Hilton Head, S. C., April 5, 1862.

Flag-Officer S. F. DUPONT,

Commanding South Atlantic Blockading Squadron,

Port Royal Harbor, S. C.;

COMMODORE: I trust your dispatches for Warsaw have arrived in time to go by my courier, whom I have sent to recall, if possible, it not, I will have them at Tybee this afternoon, and if my engineers can contrive a means of obstructing Wilmington River, I will have it done, though I much fear now the force of the enemy, believed to have been increased lately in that vicinity, may render this more difficult than at a previous day, if not impossible even.
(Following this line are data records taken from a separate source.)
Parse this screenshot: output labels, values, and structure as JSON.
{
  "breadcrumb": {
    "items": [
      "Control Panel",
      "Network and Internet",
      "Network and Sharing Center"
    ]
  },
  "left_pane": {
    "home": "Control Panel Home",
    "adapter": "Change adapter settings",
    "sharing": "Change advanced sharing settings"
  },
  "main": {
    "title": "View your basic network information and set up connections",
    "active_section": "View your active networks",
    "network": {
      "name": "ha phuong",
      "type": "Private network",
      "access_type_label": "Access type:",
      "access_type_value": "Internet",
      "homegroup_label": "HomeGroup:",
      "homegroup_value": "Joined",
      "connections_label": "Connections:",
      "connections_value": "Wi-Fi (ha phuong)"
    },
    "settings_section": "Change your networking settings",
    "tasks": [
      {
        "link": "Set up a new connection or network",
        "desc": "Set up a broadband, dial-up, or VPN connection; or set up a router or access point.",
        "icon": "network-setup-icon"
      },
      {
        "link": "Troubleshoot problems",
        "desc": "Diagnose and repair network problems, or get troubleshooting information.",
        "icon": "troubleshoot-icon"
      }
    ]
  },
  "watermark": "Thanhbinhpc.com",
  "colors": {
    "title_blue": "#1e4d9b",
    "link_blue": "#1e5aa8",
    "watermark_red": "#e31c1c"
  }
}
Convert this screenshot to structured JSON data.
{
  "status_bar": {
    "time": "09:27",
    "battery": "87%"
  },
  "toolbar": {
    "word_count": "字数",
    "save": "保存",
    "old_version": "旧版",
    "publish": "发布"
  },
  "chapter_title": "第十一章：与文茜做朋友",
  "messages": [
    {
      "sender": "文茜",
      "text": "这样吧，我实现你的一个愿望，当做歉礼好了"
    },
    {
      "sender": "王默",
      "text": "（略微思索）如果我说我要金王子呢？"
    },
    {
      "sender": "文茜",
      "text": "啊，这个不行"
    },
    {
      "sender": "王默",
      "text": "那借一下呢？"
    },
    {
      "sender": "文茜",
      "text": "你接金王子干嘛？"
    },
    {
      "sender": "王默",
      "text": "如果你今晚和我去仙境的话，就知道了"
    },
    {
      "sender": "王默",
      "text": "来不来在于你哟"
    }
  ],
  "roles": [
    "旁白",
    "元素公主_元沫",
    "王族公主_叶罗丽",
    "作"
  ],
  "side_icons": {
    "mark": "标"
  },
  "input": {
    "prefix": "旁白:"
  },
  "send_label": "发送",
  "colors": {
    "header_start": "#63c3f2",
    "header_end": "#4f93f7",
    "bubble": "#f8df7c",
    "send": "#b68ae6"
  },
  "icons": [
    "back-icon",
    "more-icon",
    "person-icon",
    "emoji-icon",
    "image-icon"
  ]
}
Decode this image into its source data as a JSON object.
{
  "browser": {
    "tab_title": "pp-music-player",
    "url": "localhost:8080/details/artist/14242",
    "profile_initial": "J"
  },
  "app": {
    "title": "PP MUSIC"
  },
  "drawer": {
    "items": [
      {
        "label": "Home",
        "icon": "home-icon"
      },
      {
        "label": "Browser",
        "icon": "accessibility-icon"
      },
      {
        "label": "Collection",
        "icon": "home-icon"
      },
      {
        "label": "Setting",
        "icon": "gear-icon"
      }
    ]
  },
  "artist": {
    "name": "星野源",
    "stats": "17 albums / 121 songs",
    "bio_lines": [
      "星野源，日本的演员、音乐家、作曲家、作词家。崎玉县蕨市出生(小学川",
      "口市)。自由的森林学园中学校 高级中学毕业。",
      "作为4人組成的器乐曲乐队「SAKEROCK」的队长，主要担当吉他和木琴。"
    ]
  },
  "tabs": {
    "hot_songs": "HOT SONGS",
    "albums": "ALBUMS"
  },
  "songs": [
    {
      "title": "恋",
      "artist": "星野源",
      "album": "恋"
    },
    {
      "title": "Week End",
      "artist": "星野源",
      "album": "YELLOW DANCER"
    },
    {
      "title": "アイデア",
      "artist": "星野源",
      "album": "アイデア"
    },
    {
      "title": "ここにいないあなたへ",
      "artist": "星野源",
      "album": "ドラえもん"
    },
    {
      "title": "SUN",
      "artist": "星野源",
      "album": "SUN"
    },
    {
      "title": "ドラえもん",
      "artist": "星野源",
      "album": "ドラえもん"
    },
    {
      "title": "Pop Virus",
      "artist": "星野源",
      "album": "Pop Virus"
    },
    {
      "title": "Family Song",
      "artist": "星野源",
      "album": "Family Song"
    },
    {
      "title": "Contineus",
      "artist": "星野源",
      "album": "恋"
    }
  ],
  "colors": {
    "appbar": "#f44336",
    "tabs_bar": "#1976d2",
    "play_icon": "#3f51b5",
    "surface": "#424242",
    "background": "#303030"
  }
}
The reports from General Viele from Daufuskie last night lead us to fear that the rebels are concentrating troops near Wilmington Island, probably for an effort to relieve or re-enforce the garrison of Fort Pulaski, as it appears impossible for a land force to act efficiently in those marshes, and we have scarcely any means for effective action by water. General Hunter and myself were last evening most earnest in wishing that you had the means of increasing your own power to an important extent just now on the Wilmington Narrows and on the Tybee River.

Very respectfully, your obedient servant,

H. W. BENHAM, A

Brigadier-General, Commanding.

HDQRS. NORTHERN DISTRICT, DEPT. OF THE SOUTH,

Hilton Head, S. C., April 8, 1862

Colonel ENOCH Q. FELLOWS,

Commanding U. S. Forces, Edisto Island, S. C.:

COLONEL: The general commanding desires that you would take every opportunity that offers, either by negroes who come from the